*YOUR TASK:* Would you filter the listing below so that only lines with the word "Jaewoo" remain?

------------------------------------------------------------

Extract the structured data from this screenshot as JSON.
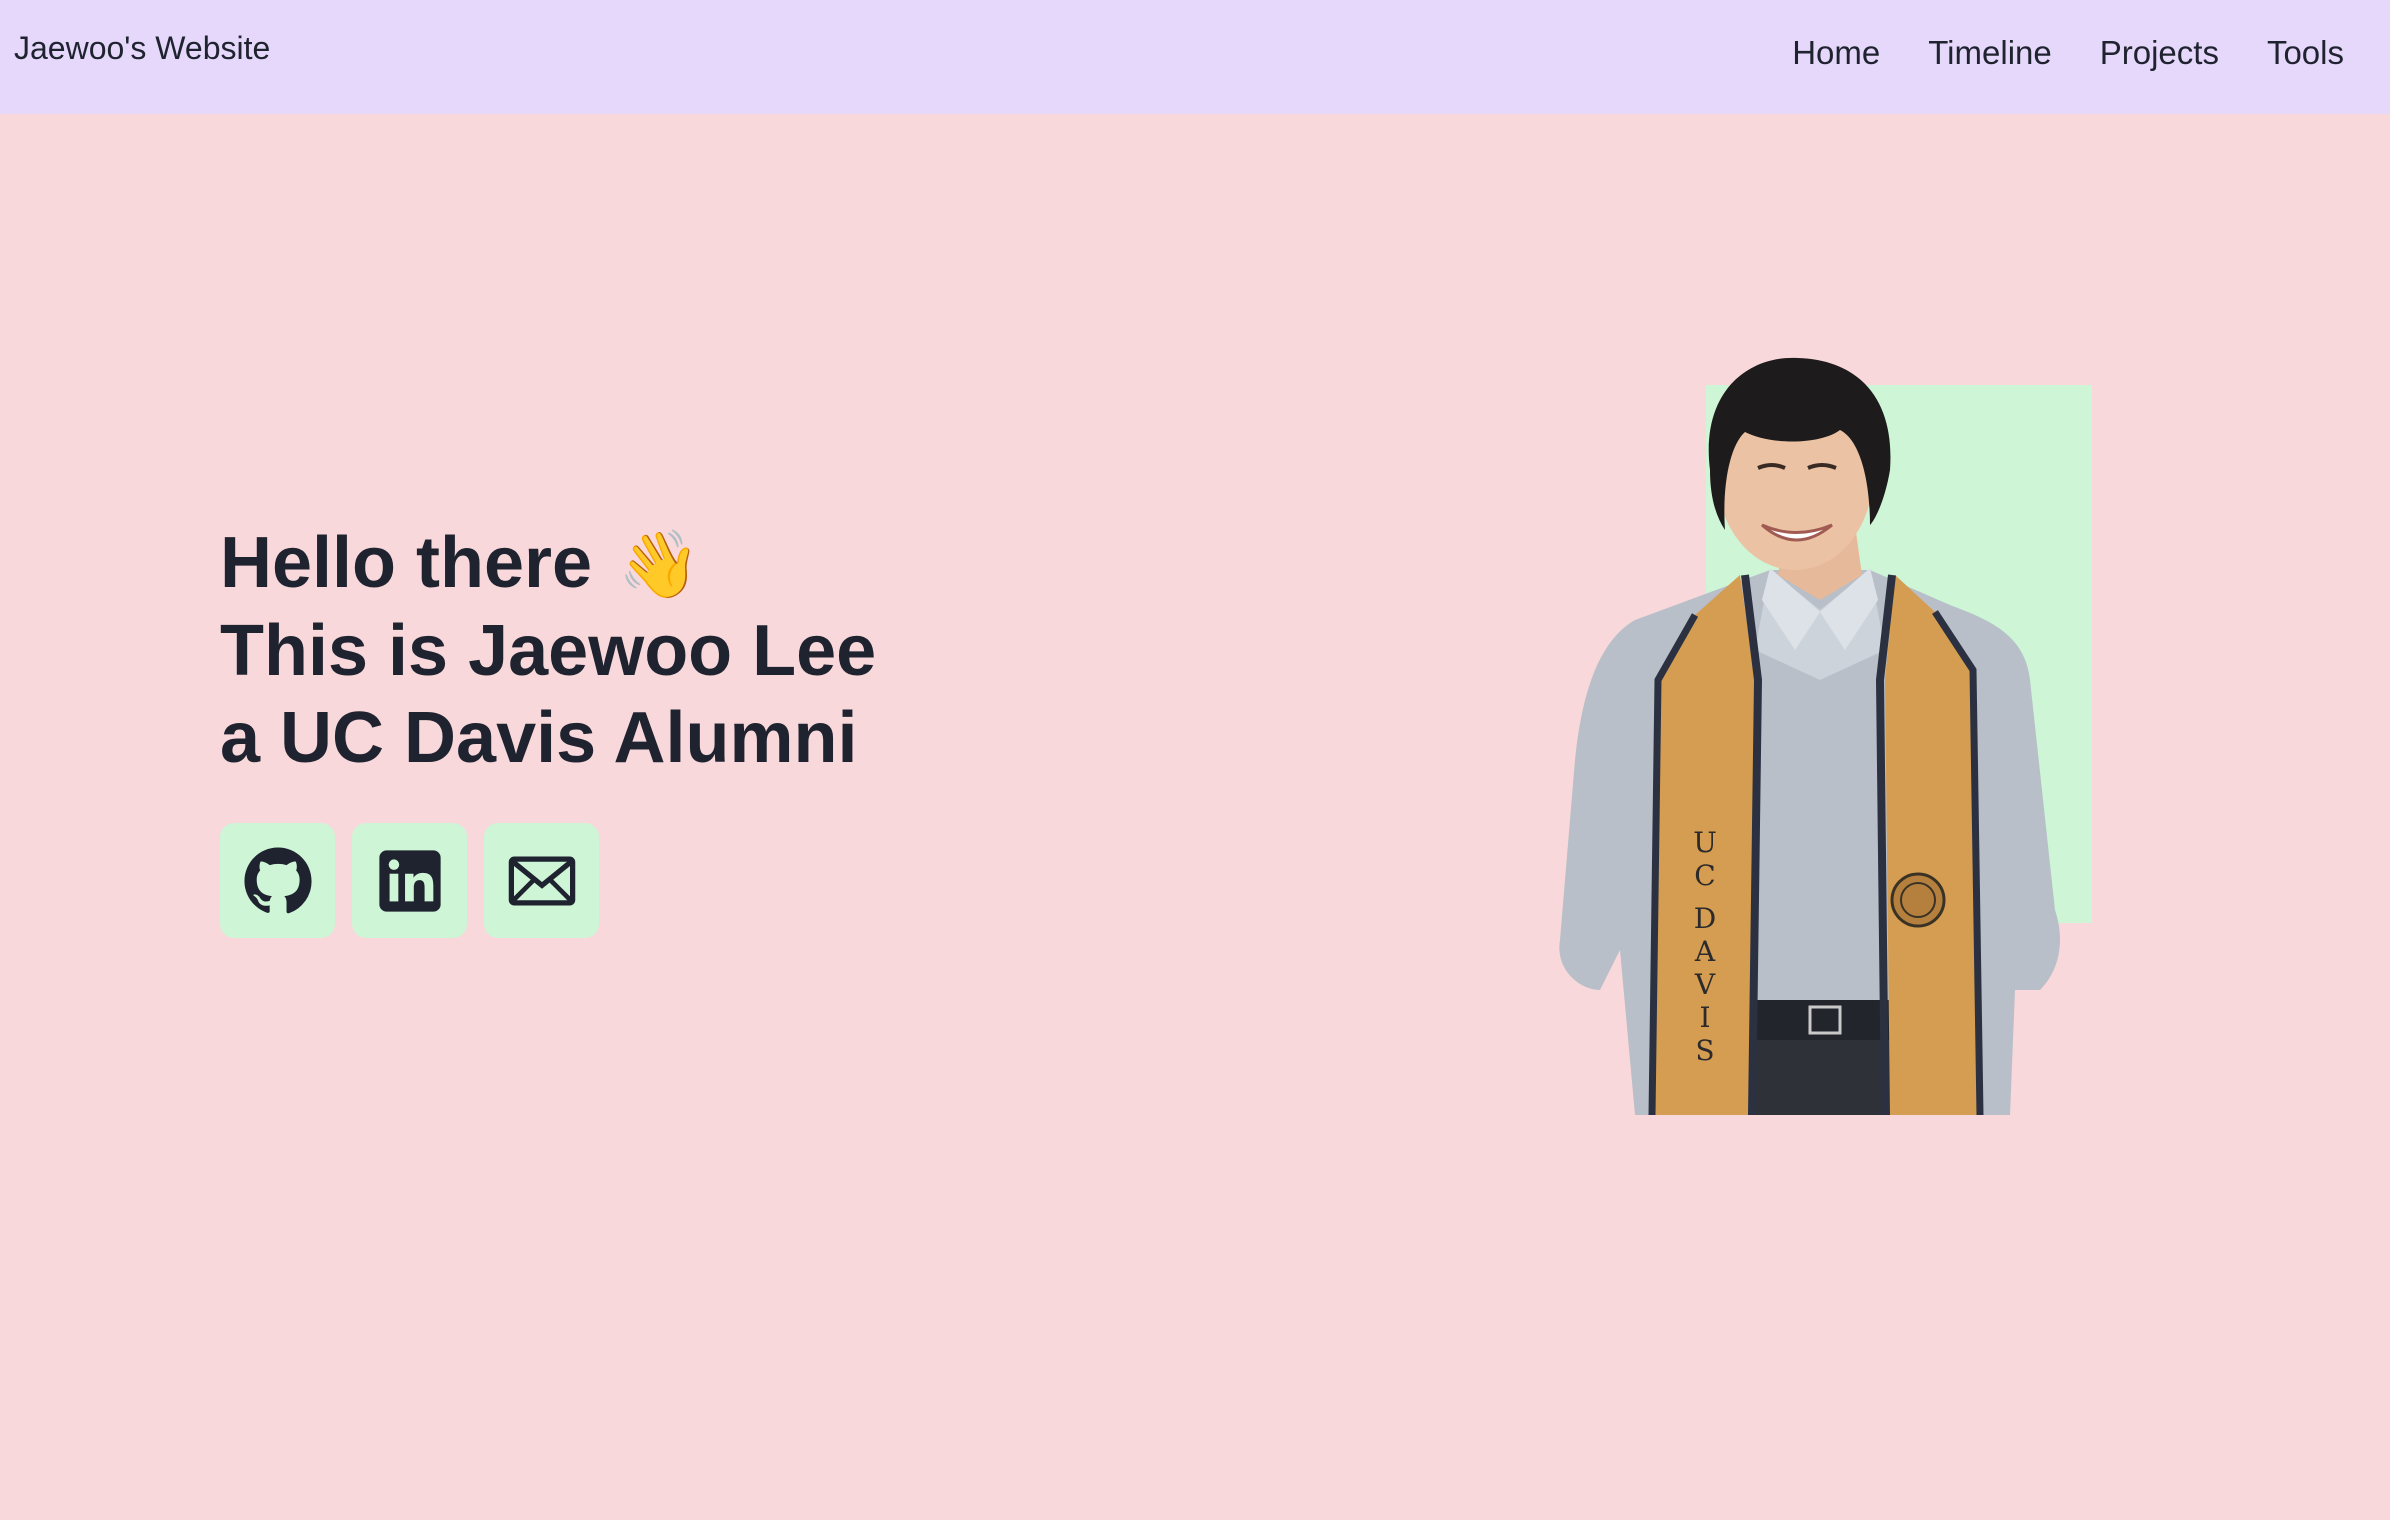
{
  "header": {
    "brand": "Jaewoo's Website",
    "nav": [
      "Home",
      "Timeline",
      "Projects",
      "Tools"
    ]
  },
  "hero": {
    "line1": "Hello there",
    "wave_emoji": "👋",
    "line2": "This is Jaewoo Lee",
    "line3": "a UC Davis Alumni"
  },
  "socials": [
    {
      "icon": "github-icon"
    },
    {
      "icon": "linkedin-icon"
    },
    {
      "icon": "mail-icon"
    }
  ],
  "photo": {
    "stole_letters": [
      "U",
      "C",
      "D",
      "A",
      "V",
      "I",
      "S"
    ]
  },
  "colors": {
    "page_bg": "#f8d8da",
    "nav_bg": "#e6d8fa",
    "accent_green": "#cdf5d6",
    "text": "#1f2330"
  }
}
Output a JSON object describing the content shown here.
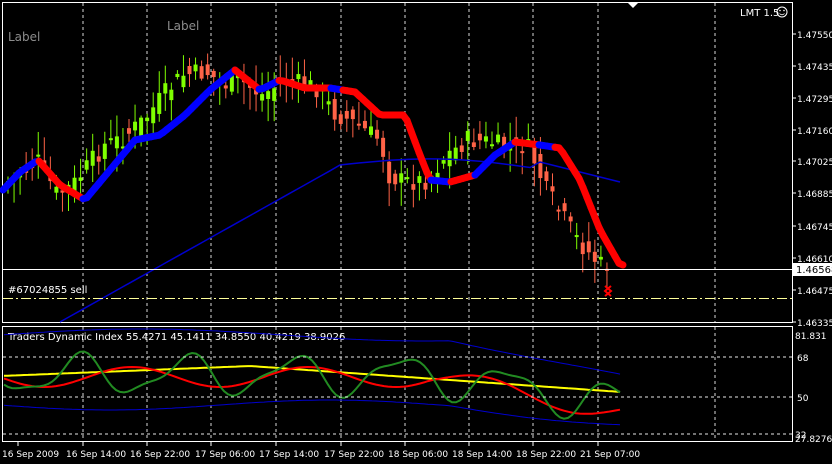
{
  "watermark_labels": [
    "Label",
    "Label"
  ],
  "top_right": {
    "text": "LMT 1.5",
    "icon": "smiley-icon"
  },
  "price_axis": {
    "ticks": [
      "1.47550",
      "1.47435",
      "1.47295",
      "1.47160",
      "1.47025",
      "1.46885",
      "1.46745",
      "1.46610",
      "1.46475",
      "1.46335"
    ],
    "current_price": "1.46568"
  },
  "order_line": {
    "label": "#67024855 sell"
  },
  "indicator": {
    "title": "Traders Dynamic Index 55.4271 45.1411 34.8550 40.4219 38.9026",
    "levels": [
      "81.831",
      "68",
      "50",
      "32",
      "27.8276"
    ]
  },
  "time_axis": {
    "labels": [
      "16 Sep 2009",
      "16 Sep 14:00",
      "16 Sep 22:00",
      "17 Sep 06:00",
      "17 Sep 14:00",
      "17 Sep 22:00",
      "18 Sep 06:00",
      "18 Sep 14:00",
      "18 Sep 22:00",
      "21 Sep 07:00"
    ]
  },
  "colors": {
    "background": "#000000",
    "bull_candle": "#7fff00",
    "bear_candle": "#ff6347",
    "ma_up": "#0000ff",
    "ma_down": "#ff0000",
    "slow_ma": "#0000cd",
    "grid": "#ffffff",
    "order_line": "#ffff99",
    "tdi_green": "#228b22",
    "tdi_red": "#ff0000",
    "tdi_yellow": "#ffff00",
    "tdi_band": "#0000cd"
  }
}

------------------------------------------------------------

*RESULT OF THE TASK:*
    "brand": "Jaewoo's Website",
    "line2": "This is Jaewoo Lee",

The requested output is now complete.